And relatively recently, in 1987 in fact, the decline of Pohutu resulted in local geothermal users being restricted from taking energy from the surrounding field.

I know that at the time, and probably still in some quarters, this was a controversial move. But the current remarkable record of 269 consecutive days of activity by Pohutu - and the national and international attention that this brought - has undoubtedly been a boost for Whakarewarewa as a tourist icon.

But further than the headlines made by the length of the current geothermal performance, the underlying story is the one that I think gives us the greatest benefit as a country and as an industry.

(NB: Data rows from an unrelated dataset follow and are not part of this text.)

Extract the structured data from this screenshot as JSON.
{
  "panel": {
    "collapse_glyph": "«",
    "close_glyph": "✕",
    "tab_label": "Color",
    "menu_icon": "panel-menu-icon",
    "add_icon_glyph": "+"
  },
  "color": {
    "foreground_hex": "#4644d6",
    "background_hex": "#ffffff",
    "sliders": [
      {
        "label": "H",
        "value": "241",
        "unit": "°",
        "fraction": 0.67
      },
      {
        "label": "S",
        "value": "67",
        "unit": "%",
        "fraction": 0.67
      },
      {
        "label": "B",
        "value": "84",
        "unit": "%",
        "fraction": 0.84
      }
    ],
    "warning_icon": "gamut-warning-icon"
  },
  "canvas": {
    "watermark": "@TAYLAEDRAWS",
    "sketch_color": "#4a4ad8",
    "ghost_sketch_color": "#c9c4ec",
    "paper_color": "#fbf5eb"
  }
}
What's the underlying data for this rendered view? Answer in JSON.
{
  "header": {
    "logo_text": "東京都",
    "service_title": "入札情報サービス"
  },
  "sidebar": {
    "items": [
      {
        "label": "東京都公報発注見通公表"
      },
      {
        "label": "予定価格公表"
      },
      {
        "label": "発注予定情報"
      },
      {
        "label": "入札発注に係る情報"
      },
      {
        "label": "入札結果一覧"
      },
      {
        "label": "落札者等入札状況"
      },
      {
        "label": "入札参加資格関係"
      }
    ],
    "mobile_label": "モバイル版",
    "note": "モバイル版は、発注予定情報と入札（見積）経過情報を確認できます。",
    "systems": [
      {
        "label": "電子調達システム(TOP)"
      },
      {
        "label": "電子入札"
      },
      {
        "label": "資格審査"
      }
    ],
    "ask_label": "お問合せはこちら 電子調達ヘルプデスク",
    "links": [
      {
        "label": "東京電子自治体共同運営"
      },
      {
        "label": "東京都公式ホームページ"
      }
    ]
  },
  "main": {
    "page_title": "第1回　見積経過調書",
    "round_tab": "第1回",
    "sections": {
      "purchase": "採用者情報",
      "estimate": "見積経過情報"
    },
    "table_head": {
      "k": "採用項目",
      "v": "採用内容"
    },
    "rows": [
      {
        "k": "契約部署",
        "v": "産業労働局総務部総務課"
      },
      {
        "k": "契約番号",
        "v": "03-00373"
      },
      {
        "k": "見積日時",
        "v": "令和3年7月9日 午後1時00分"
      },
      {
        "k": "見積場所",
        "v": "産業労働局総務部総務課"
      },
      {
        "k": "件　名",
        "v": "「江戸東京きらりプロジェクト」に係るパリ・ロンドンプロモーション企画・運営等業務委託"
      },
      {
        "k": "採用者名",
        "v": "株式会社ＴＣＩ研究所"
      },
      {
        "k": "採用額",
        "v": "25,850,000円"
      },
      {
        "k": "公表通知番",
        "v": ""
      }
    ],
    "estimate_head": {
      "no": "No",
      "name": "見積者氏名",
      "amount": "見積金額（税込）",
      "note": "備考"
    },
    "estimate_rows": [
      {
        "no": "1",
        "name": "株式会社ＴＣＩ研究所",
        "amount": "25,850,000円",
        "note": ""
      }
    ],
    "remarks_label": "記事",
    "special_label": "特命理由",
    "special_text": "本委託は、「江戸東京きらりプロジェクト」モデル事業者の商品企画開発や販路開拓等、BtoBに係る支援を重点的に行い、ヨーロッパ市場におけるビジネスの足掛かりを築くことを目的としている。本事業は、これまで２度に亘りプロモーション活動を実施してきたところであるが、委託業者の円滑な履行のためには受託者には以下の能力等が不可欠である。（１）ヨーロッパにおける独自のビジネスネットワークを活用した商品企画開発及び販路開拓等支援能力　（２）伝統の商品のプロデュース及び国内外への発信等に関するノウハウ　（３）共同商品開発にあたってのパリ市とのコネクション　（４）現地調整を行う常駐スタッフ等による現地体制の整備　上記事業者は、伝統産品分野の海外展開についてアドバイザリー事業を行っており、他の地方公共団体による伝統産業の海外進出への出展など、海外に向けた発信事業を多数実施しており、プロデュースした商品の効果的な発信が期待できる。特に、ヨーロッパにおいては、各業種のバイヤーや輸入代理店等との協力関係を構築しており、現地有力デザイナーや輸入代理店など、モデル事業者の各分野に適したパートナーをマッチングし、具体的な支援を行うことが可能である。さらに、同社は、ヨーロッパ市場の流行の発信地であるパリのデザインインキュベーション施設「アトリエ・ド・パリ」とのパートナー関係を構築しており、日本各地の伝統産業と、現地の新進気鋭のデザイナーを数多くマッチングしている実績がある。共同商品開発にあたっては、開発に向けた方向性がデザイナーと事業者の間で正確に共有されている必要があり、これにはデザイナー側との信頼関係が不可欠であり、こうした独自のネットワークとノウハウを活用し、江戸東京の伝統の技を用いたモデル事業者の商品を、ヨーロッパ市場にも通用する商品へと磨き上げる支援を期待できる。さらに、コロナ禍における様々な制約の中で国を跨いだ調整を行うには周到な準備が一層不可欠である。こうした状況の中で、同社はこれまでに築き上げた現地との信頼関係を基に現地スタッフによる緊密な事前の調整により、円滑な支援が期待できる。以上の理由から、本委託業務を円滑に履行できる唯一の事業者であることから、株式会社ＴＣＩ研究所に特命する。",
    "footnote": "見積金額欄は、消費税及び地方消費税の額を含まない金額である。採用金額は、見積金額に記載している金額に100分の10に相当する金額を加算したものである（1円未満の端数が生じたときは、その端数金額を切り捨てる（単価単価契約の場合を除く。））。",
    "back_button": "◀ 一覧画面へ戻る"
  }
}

It shows that we don’t only talk "clean and green", we can walk it as well. And this story shows that New Zealand is prepared to go that extra distance to try to live up to our 100% Pure brand and our clean and green image.
This is my view will continue to be one of our most important challenges in the ongoing development of sustainable tourism.

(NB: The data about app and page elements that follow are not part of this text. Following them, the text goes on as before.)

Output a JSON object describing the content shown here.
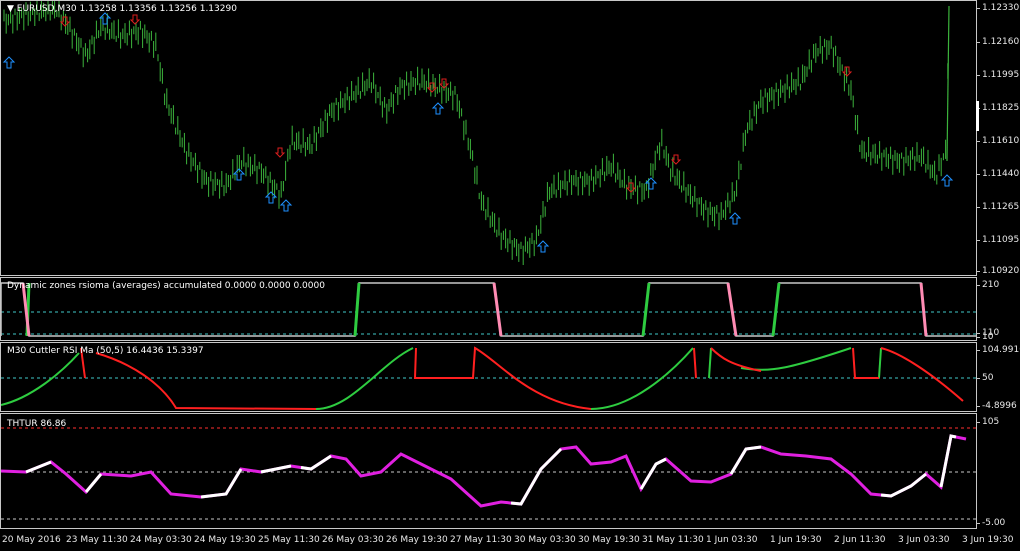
{
  "main": {
    "title": "▼ EURUSD,M30  1.13258 1.13356 1.13256 1.13290",
    "price_ticks": [
      "1.12330",
      "1.12160",
      "1.11995",
      "1.11825",
      "1.11610",
      "1.11440",
      "1.11265",
      "1.11095",
      "1.10920"
    ],
    "candle_color": "#3cb43c",
    "up_arrow_color": "#1e90ff",
    "down_arrow_color": "#dc1e1e",
    "up_arrow_icon": "up-arrow-icon",
    "down_arrow_icon": "down-arrow-icon"
  },
  "pane1": {
    "title": "Dynamic zones rsioma (averages) accumulated 0.0000 0.0000 0.0000",
    "ticks": [
      "210",
      "110",
      "10"
    ],
    "line_color": "#c8c8c8",
    "up_color": "#2ecc40",
    "down_color": "#ff8cb4",
    "level_color": "#40c8c8"
  },
  "pane2": {
    "title": "M30 Cuttler RSI Ma (50,5) 16.4436 15.3397",
    "ticks": [
      "104.9916",
      "50",
      "-4.8996"
    ],
    "up_color": "#2ecc40",
    "down_color": "#ff2020",
    "level_color": "#40c8c8"
  },
  "pane3": {
    "title": "THTUR 86.86",
    "ticks": [
      "105",
      "-5.00"
    ],
    "line_color": "#e020e0",
    "alt_color": "#ffffff",
    "top_level_color": "#ff3030",
    "mid_level_color": "#c8c8c8"
  },
  "time_labels": [
    "20 May 2016",
    "23 May 11:30",
    "24 May 03:30",
    "24 May 19:30",
    "25 May 11:30",
    "26 May 03:30",
    "26 May 19:30",
    "27 May 11:30",
    "30 May 03:30",
    "30 May 19:30",
    "31 May 11:30",
    "1 Jun 03:30",
    "1 Jun 19:30",
    "2 Jun 11:30",
    "3 Jun 03:30",
    "3 Jun 19:30"
  ]
}
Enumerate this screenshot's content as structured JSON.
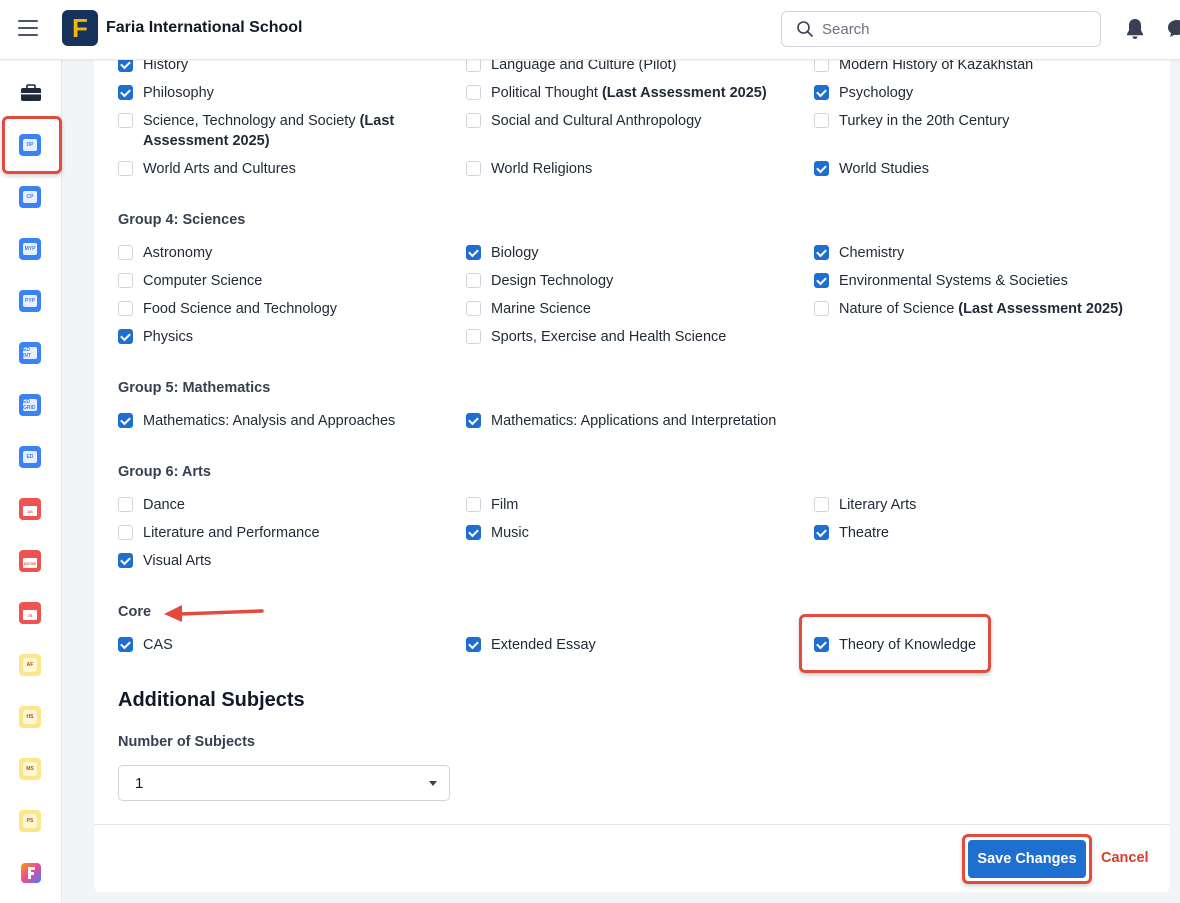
{
  "header": {
    "school_name": "Faria International School",
    "logo_letter": "F",
    "search_placeholder": "Search"
  },
  "rail": {
    "items": [
      {
        "icon": "briefcase-icon",
        "label": ""
      },
      {
        "icon": "dp-app-icon",
        "label": "DP"
      },
      {
        "icon": "cp-app-icon",
        "label": "CP"
      },
      {
        "icon": "myp-app-icon",
        "label": "MYP"
      },
      {
        "icon": "pyp-app-icon",
        "label": "PYP"
      },
      {
        "icon": "ed-int-app-icon",
        "label": "ED INT"
      },
      {
        "icon": "ed-grid-app-icon",
        "label": "ED GRID"
      },
      {
        "icon": "ed-app-icon",
        "label": "ED"
      },
      {
        "icon": "as-app-icon",
        "label": "AS"
      },
      {
        "icon": "igcse-app-icon",
        "label": "IGCSE"
      },
      {
        "icon": "js-app-icon",
        "label": "JS"
      },
      {
        "icon": "af-app-icon",
        "label": "AF"
      },
      {
        "icon": "hs-app-icon",
        "label": "HS"
      },
      {
        "icon": "ms-app-icon",
        "label": "MS"
      },
      {
        "icon": "ps-app-icon",
        "label": "PS"
      },
      {
        "icon": "faria-app-icon",
        "label": ""
      }
    ]
  },
  "groups": {
    "g3": {
      "col1": [
        {
          "label": "History",
          "checked": true
        },
        {
          "label": "Philosophy",
          "checked": true
        },
        {
          "label": "Science, Technology and Society",
          "suffix": "(Last",
          "line2": "Assessment 2025)",
          "checked": false
        },
        {
          "label": "World Arts and Cultures",
          "checked": false
        }
      ],
      "col2": [
        {
          "label": "Language and Culture (Pilot)",
          "checked": false
        },
        {
          "label": "Political Thought",
          "suffix": "(Last Assessment 2025)",
          "checked": false
        },
        {
          "label": "Social and Cultural Anthropology",
          "checked": false
        },
        {
          "label": "World Religions",
          "checked": false
        }
      ],
      "col3": [
        {
          "label": "Modern History of Kazakhstan",
          "checked": false
        },
        {
          "label": "Psychology",
          "checked": true
        },
        {
          "label": "Turkey in the 20th Century",
          "checked": false
        },
        {
          "label": "World Studies",
          "checked": true
        }
      ]
    },
    "g4": {
      "title": "Group 4: Sciences",
      "col1": [
        {
          "label": "Astronomy",
          "checked": false
        },
        {
          "label": "Computer Science",
          "checked": false
        },
        {
          "label": "Food Science and Technology",
          "checked": false
        },
        {
          "label": "Physics",
          "checked": true
        }
      ],
      "col2": [
        {
          "label": "Biology",
          "checked": true
        },
        {
          "label": "Design Technology",
          "checked": false
        },
        {
          "label": "Marine Science",
          "checked": false
        },
        {
          "label": "Sports, Exercise and Health Science",
          "checked": false
        }
      ],
      "col3": [
        {
          "label": "Chemistry",
          "checked": true
        },
        {
          "label": "Environmental Systems & Societies",
          "checked": true
        },
        {
          "label": "Nature of Science",
          "suffix": "(Last Assessment 2025)",
          "checked": false
        }
      ]
    },
    "g5": {
      "title": "Group 5: Mathematics",
      "col1": [
        {
          "label": "Mathematics: Analysis and Approaches",
          "checked": true
        }
      ],
      "col2": [
        {
          "label": "Mathematics: Applications and Interpretation",
          "checked": true
        }
      ]
    },
    "g6": {
      "title": "Group 6: Arts",
      "col1": [
        {
          "label": "Dance",
          "checked": false
        },
        {
          "label": "Literature and Performance",
          "checked": false
        },
        {
          "label": "Visual Arts",
          "checked": true
        }
      ],
      "col2": [
        {
          "label": "Film",
          "checked": false
        },
        {
          "label": "Music",
          "checked": true
        }
      ],
      "col3": [
        {
          "label": "Literary Arts",
          "checked": false
        },
        {
          "label": "Theatre",
          "checked": true
        }
      ]
    },
    "core": {
      "title": "Core",
      "col1": [
        {
          "label": "CAS",
          "checked": true
        }
      ],
      "col2": [
        {
          "label": "Extended Essay",
          "checked": true
        }
      ],
      "col3": [
        {
          "label": "Theory of Knowledge",
          "checked": true
        }
      ]
    }
  },
  "additional": {
    "title": "Additional Subjects",
    "number_label": "Number of Subjects",
    "number_value": "1"
  },
  "footer": {
    "save_label": "Save Changes",
    "cancel_label": "Cancel"
  },
  "colors": {
    "primary": "#1f6fd1",
    "highlight": "#e34b3f",
    "cancel": "#dc3b2f"
  }
}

With the future of the geyser seemingly assured, we are now able to consider its sustainable use as a tourism attraction. The newly installed lighting that we see here, which will allow evening viewing, is one way to extend the opportunities for our international and our domestic visitors to visit and enjoy Pohutu.

This is a good example of a pragmatic approach to both extending the product that is made available to our visitors, and to managing the pressure brought about by increasing numbers of visitors at some of our leading attractions.

By extending the hours of operation, there is the opportunity to increase the numbers of visitors, while spreading the pressure that they create on the facility and on the environment.

Visitor pressure is an issue that is being faced at a number of our key visitor destinations. The Institute has with this initiative, gone some way to managing such pressure here, now and in the future.

In terms of the extended opportunities available, where previously evening visitors to the Institute were restricted to the marae experience, they can now venture into the thermal reserve, in safety and in comfort, and enjoy the unique interpretation of the natural features offered to them by their Maori guides.

It is this process of adding value and providing our visitors, in particular our international visitors, with a uniquely New Zealand experience combing the richness of our peoples and cultures, with the natural environmental treasures of our land, that will drive success in the tourism industry.

Thank you once again on behalf of Carol and myself for the opportunity to participate in this official illumination ceremony, I am sure that this can only add to the status of the Maori Arts and Crafts Institute and the Whakarewarewa Reserve.